Under the covers, our front-end library creates an iframe to embed a video call into your web page or native app.
If you don't want to write any front-end code at all, you can send Daily video call room links to your users directly. (Most developers, though, will want to embed video calls into their own front-end interfaces).
We support the following web browsers:
- Chrome 74 and above
- Safari 12.1 and above
- Firefox 66 and above
- Microsoft Edge 74 and above. Versions of Microsoft Edge prior to 74 can only participate in 1 to 1 calls and not group calls.
- Electron 6 and above
- iOS Safari only. Please note iOS users cannot join with iOS Chrome. This is a general WebRTC requirement, due to Apple's limiting full camera and microphone access to Safari.
- Android Chrome
- To start a screen share, a user must be on desktop. A user can start a screen share from Chrome, Safari, or Firefox on desktop.
- To clarify, all browsers can view screen shares. A mobile user can see a screen share (but only a call participant on desktop can share their screen).
- iOS 12.1 and later versions
- Android 5.0 and above with current security and platform updates
If you are starting calls from a web application on iOS, it usually makes sense to open a new tab because mobile device screen sizes tend to be small enough that there's not much room to embed the call as an iframe.

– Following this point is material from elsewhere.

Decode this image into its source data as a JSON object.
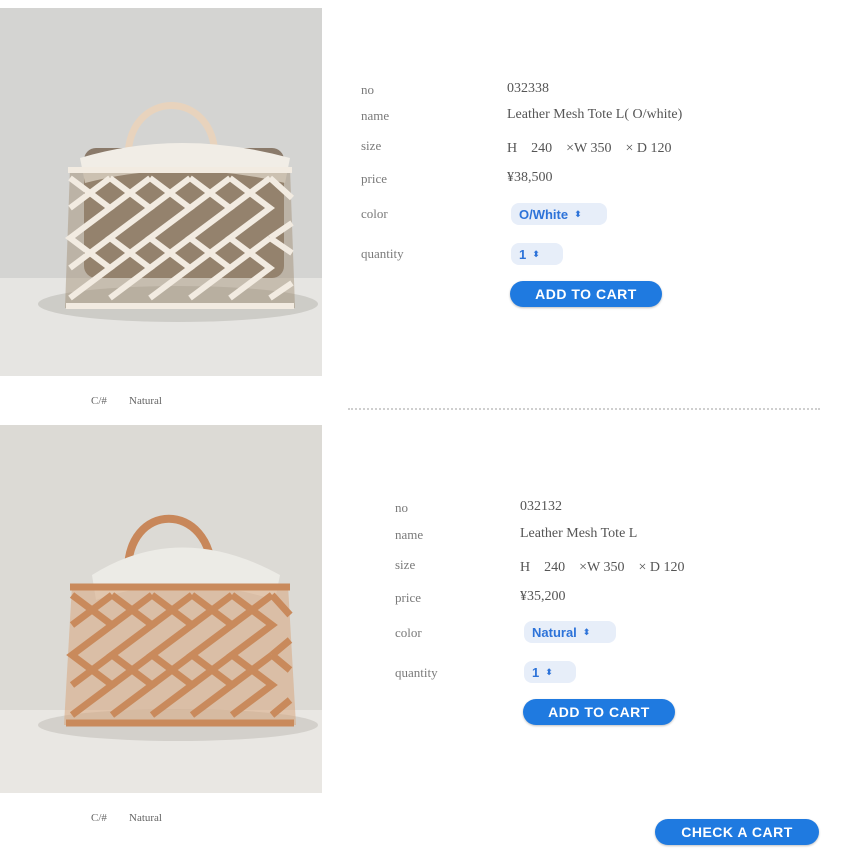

If you are starting a call from within a native application, you have to open a Safari tab from your application, because the native iOS WebView component does not (yet) allow access to the necessary camera, microphone, and network protocols.
We provide a couple of configuration parameters that help streamline the user flow into and out of a new Safari tab, though. See Customizing the in-call UI, below.
On Android, you can embed calls inside a WebView in your application.
For more information on embedding Daily calls in native mobile apps, please see this blog post.
Updated 2 months ago